The local market is tightly closed to cheap imported generics. Citizens can only import a small amount of medicine from abroad if they have a prescription for it from a doctor. Otherwise, it is not possible to buy the drug at a pharmacy without a prescription and it is illegal to buy them on foreign sites or on social networks.
In other words, a person without insurance (currently 40 million Americans) falls ill and gets into a Kafkaesque situation. He can’t buy anything but paracetamol at the pharmacy. To get the same antibiotic, he needs a prescription from a doctor. To see a doctor without insurance, he needs to pay a lot of money. But he doesn’t have any money, or he would have bought insurance.
However, insurance often covers only part of the drug’s cost. Therefore, a third of American patients try to not buy prescription drugs at all.
Americans owe the drug crisis to the invisible hand of the market. This hand regularly picks their pockets without the slightest interference from the government. The country simply does not have a government body that could regulate drug prices. The one federal agency that should, in theory, control the production of medicines in the U.S. is the Food and Drug Administration. But pharmaceutical companies have successfully resolved their issue with the FDA: by some strange coincidence, its leaders are constantly people who have worked for the largest pharmaceutical companies their whole lives.
However, even the FDA does not have the right to control drug prices. This year, the injustice prevailing in the market was so obvious that Congress was forced to investigate the activities of pharmaceutical companies.
However, the investigation is being conducted without much zeal. American critics of “Big Pharma” claim that industry representatives spend hundreds of millions of dollars annually to bribe politicians, promote their candidates and lobby for their interests. Both Democratic and Republican representatives promote their interests.
Only two politicians tried to somehow fight the dominance of pharmaceutical companies, Democrat Bernie Sanders and Republican Donald Trump who both turned out to be outcasts to their own party members. Some business interests probably really do connect the political establishment and pharmacists.

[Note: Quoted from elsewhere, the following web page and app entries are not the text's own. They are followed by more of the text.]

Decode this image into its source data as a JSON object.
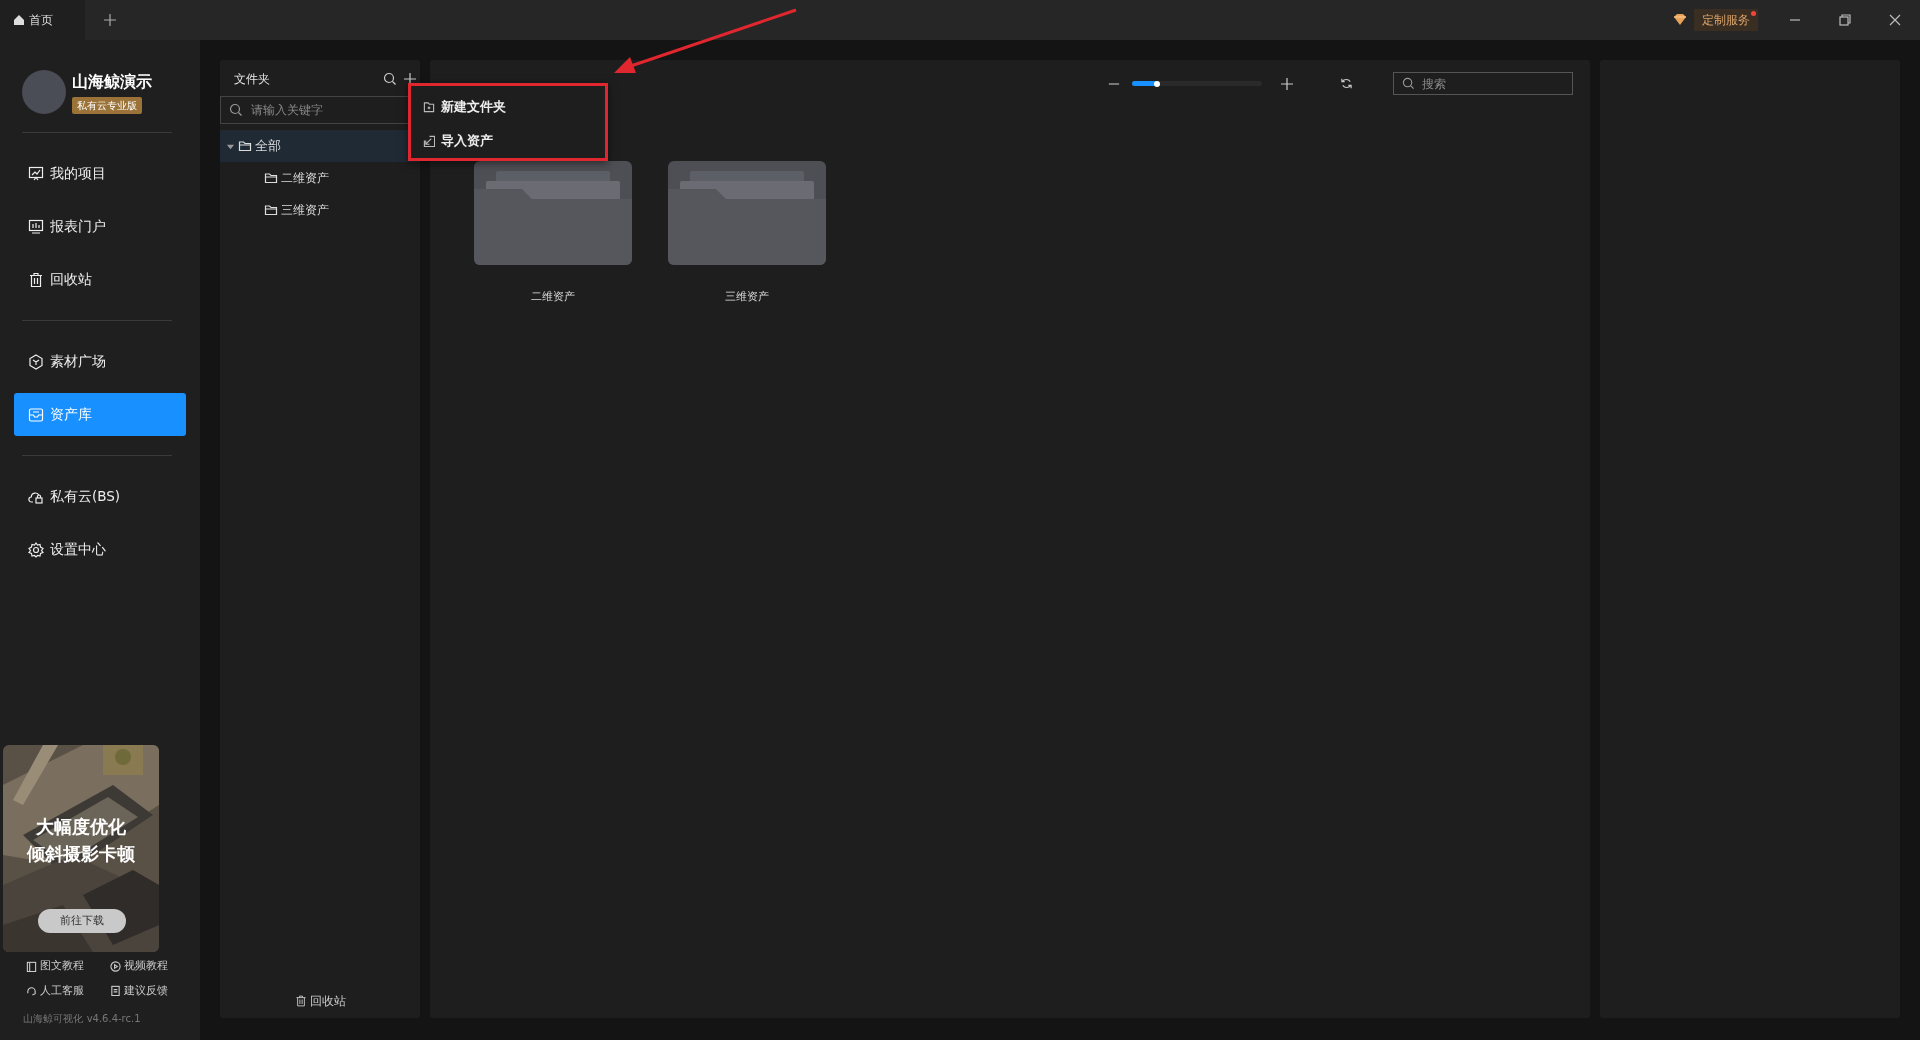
{
  "tabs": [
    {
      "label": "首页",
      "selected": true
    }
  ],
  "title_bar": {
    "service_button": "定制服务",
    "notice": true
  },
  "account": {
    "name": "山海鲸演示",
    "badge": "私有云专业版"
  },
  "nav_groups": [
    [
      {
        "label": "我的项目",
        "selected": false
      },
      {
        "label": "报表门户",
        "selected": false
      },
      {
        "label": "回收站",
        "selected": false
      }
    ],
    [
      {
        "label": "素材广场",
        "selected": false
      },
      {
        "label": "资产库",
        "selected": true
      }
    ],
    [
      {
        "label": "私有云(BS)",
        "selected": false
      },
      {
        "label": "设置中心",
        "selected": false
      }
    ]
  ],
  "banner": {
    "kind": "picture",
    "headline": [
      "大幅度优化",
      "倾斜摄影卡顿"
    ],
    "button": "前往下载"
  },
  "help_links": [
    {
      "label": "图文教程"
    },
    {
      "label": "视频教程"
    },
    {
      "label": "人工客服"
    },
    {
      "label": "建议反馈"
    }
  ],
  "version": "山海鲸可视化 v4.6.4-rc.1",
  "folder_panel": {
    "title": "文件夹",
    "search": {
      "placeholder": "请输入关键字"
    },
    "tree": [
      {
        "label": "全部",
        "selected": true,
        "expanded": true,
        "children": [
          {
            "label": "二维资产",
            "selected": false
          },
          {
            "label": "三维资产",
            "selected": false
          }
        ]
      }
    ],
    "recycle": "回收站"
  },
  "context_menu": [
    {
      "label": "新建文件夹"
    },
    {
      "label": "导入资产"
    }
  ],
  "toolbar": {
    "zoom": {
      "level": 0.2
    },
    "search": {
      "placeholder": "搜索"
    }
  },
  "folders": [
    {
      "name": "二维资产"
    },
    {
      "name": "三维资产"
    }
  ]
}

According to rumors, at least one representative of a major pharmaceutical company sits on the board of directors of every major media outlet. Therefore, journalists are forced to turn a blind eye to all the pharmaceutical industry’s tricks. Perhaps this is just a rumor, but there really hasn’t been any revelatory material about “Big Pharma” in major American publications in recent years. Meanwhile, the situation has already reached a boiling point.

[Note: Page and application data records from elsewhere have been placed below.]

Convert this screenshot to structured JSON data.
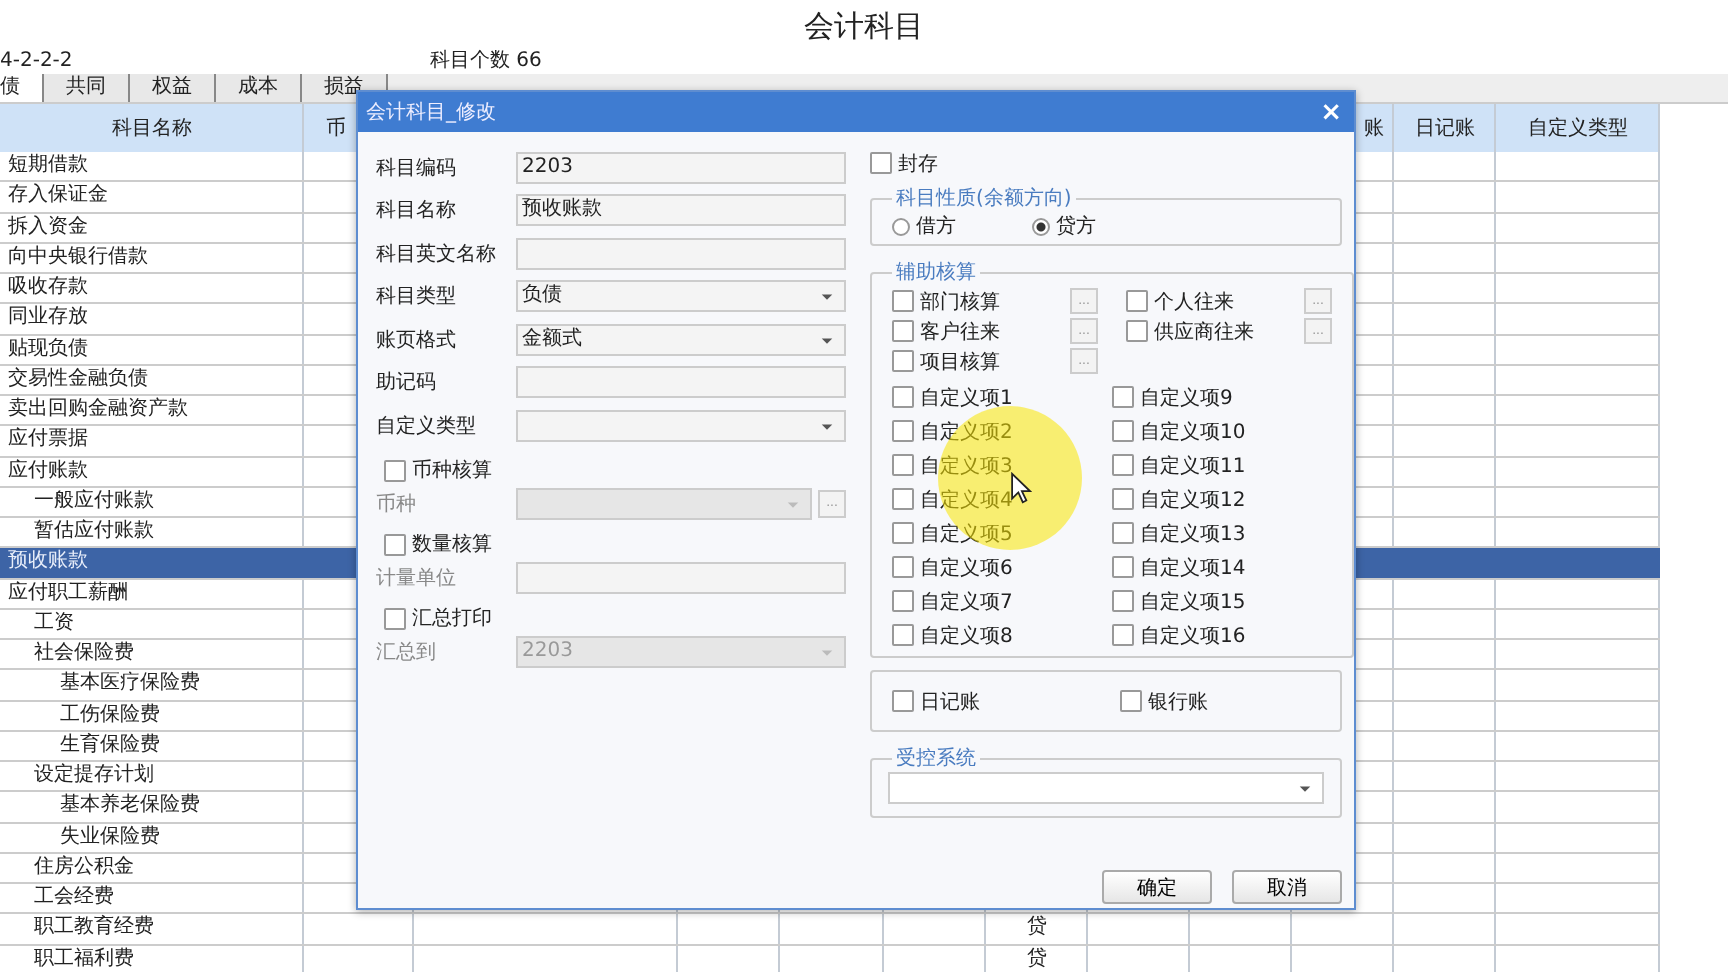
{
  "page_title": "会计科目",
  "code_rule": "4-2-2-2",
  "count_label": "科目个数",
  "count": "66",
  "tabs": [
    {
      "label": "债",
      "selected": true
    },
    {
      "label": "共同",
      "selected": false
    },
    {
      "label": "权益",
      "selected": false
    },
    {
      "label": "成本",
      "selected": false
    },
    {
      "label": "损益",
      "selected": false
    }
  ],
  "table": {
    "columns": [
      {
        "label": "科目名称"
      },
      {
        "label": "币"
      },
      {
        "label": "账"
      },
      {
        "label": "日记账"
      },
      {
        "label": "自定义类型"
      }
    ],
    "rows": [
      {
        "name": "短期借款",
        "selected": false
      },
      {
        "name": "存入保证金",
        "selected": false
      },
      {
        "name": "拆入资金",
        "selected": false
      },
      {
        "name": "向中央银行借款",
        "selected": false
      },
      {
        "name": "吸收存款",
        "selected": false
      },
      {
        "name": "同业存放",
        "selected": false
      },
      {
        "name": "贴现负债",
        "selected": false
      },
      {
        "name": "交易性金融负债",
        "selected": false
      },
      {
        "name": "卖出回购金融资产款",
        "selected": false
      },
      {
        "name": "应付票据",
        "selected": false
      },
      {
        "name": "应付账款",
        "selected": false,
        "children": [
          {
            "name": "一般应付账款",
            "selected": false
          },
          {
            "name": "暂估应付账款",
            "selected": false
          }
        ]
      },
      {
        "name": "预收账款",
        "selected": true
      },
      {
        "name": "应付职工薪酬",
        "selected": false,
        "children": [
          {
            "name": "工资",
            "selected": false
          },
          {
            "name": "社会保险费",
            "selected": false,
            "children": [
              {
                "name": "基本医疗保险费",
                "selected": false
              },
              {
                "name": "工伤保险费",
                "selected": false
              },
              {
                "name": "生育保险费",
                "selected": false
              }
            ]
          },
          {
            "name": "设定提存计划",
            "selected": false,
            "children": [
              {
                "name": "基本养老保险费",
                "selected": false
              },
              {
                "name": "失业保险费",
                "selected": false
              }
            ]
          },
          {
            "name": "住房公积金",
            "selected": false
          },
          {
            "name": "工会经费",
            "selected": false
          },
          {
            "name": "职工教育经费",
            "selected": false,
            "direction": "贷"
          },
          {
            "name": "职工福利费",
            "selected": false,
            "direction": "贷"
          }
        ]
      }
    ]
  },
  "dialog": {
    "title": "会计科目_修改",
    "close": "×",
    "fields": [
      {
        "kind": "text",
        "label": "科目编码",
        "value": "2203"
      },
      {
        "kind": "text",
        "label": "科目名称",
        "value": "预收账款"
      },
      {
        "kind": "text",
        "label": "科目英文名称"
      },
      {
        "kind": "select",
        "label": "科目类型",
        "value": "负债"
      },
      {
        "kind": "select",
        "label": "账页格式",
        "value": "金额式"
      },
      {
        "kind": "text",
        "label": "助记码"
      },
      {
        "kind": "select",
        "label": "自定义类型"
      }
    ],
    "options": [
      {
        "check": "币种核算",
        "checked": false,
        "label": "币种",
        "kind": "select_more",
        "disabled": true,
        "button": "..."
      },
      {
        "check": "数量核算",
        "checked": false,
        "label": "计量单位",
        "kind": "text",
        "disabled": false
      },
      {
        "check": "汇总打印",
        "checked": false,
        "label": "汇总到",
        "kind": "select",
        "disabled": true,
        "value": "2203"
      }
    ],
    "sealed": {
      "label": "封存",
      "checked": false
    },
    "balance_direction": {
      "legend": "科目性质(余额方向)",
      "choices": [
        {
          "label": "借方",
          "selected": false
        },
        {
          "label": "贷方",
          "selected": true
        }
      ]
    },
    "auxiliary": {
      "legend": "辅助核算",
      "items": [
        {
          "label": "部门核算",
          "checked": false,
          "button": "..."
        },
        {
          "label": "个人往来",
          "checked": false,
          "button": "..."
        },
        {
          "label": "客户往来",
          "checked": false,
          "button": "..."
        },
        {
          "label": "供应商往来",
          "checked": false,
          "button": "..."
        },
        {
          "label": "项目核算",
          "checked": false,
          "button": "..."
        }
      ],
      "custom_left": [
        {
          "label": "自定义项1",
          "checked": false
        },
        {
          "label": "自定义项2",
          "checked": false
        },
        {
          "label": "自定义项3",
          "checked": false
        },
        {
          "label": "自定义项4",
          "checked": false
        },
        {
          "label": "自定义项5",
          "checked": false
        },
        {
          "label": "自定义项6",
          "checked": false
        },
        {
          "label": "自定义项7",
          "checked": false
        },
        {
          "label": "自定义项8",
          "checked": false
        }
      ],
      "custom_right": [
        {
          "label": "自定义项9",
          "checked": false
        },
        {
          "label": "自定义项10",
          "checked": false
        },
        {
          "label": "自定义项11",
          "checked": false
        },
        {
          "label": "自定义项12",
          "checked": false
        },
        {
          "label": "自定义项13",
          "checked": false
        },
        {
          "label": "自定义项14",
          "checked": false
        },
        {
          "label": "自定义项15",
          "checked": false
        },
        {
          "label": "自定义项16",
          "checked": false
        }
      ]
    },
    "ledgers": [
      {
        "label": "日记账",
        "checked": false
      },
      {
        "label": "银行账",
        "checked": false
      }
    ],
    "controlled_system": {
      "legend": "受控系统"
    },
    "buttons": [
      "确定",
      "取消"
    ]
  }
}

Whatever the reality, today ordinary Americans are practically deprived of access to life-saving medicines. President Trump tried to break this corrupt system. His four historic executive orders allowed pharmacies to buy relatively cheap Canadian generics, limited the price of insulin, required Medicare to buy medicines from manufacturers at the same price as in other developed countries and banned kickbacks from drug purchases.
The orders were signed in July and provoked righteous indignation from pharmaceutical companies. In November, vast electoral fraud caused Trump to be one step away from losing. He blames pharmaceutical manufacturers who invested millions in his defeat for this. In December, the pharmaceutical companies filed a lawsuit against the president’s July orders. They are very likely to win it.
Now, if Trump does exit office, nothing will save Americans and medication in the country will finally become a luxury item. What can we say about the vaccine against the coronavirus?
It is not surprising that the U.S. authorities flatly refused the Sputnik-V vaccine introduced by Russia. Local pharmaceutical companies that developed their vaccines with American taxpayers’ money now need to force taxpayers to buy “domestic only.” It is not yet known how much this vaccine will cost. We only know that U.S officials have neither the ability nor the desire to influence this price in any way.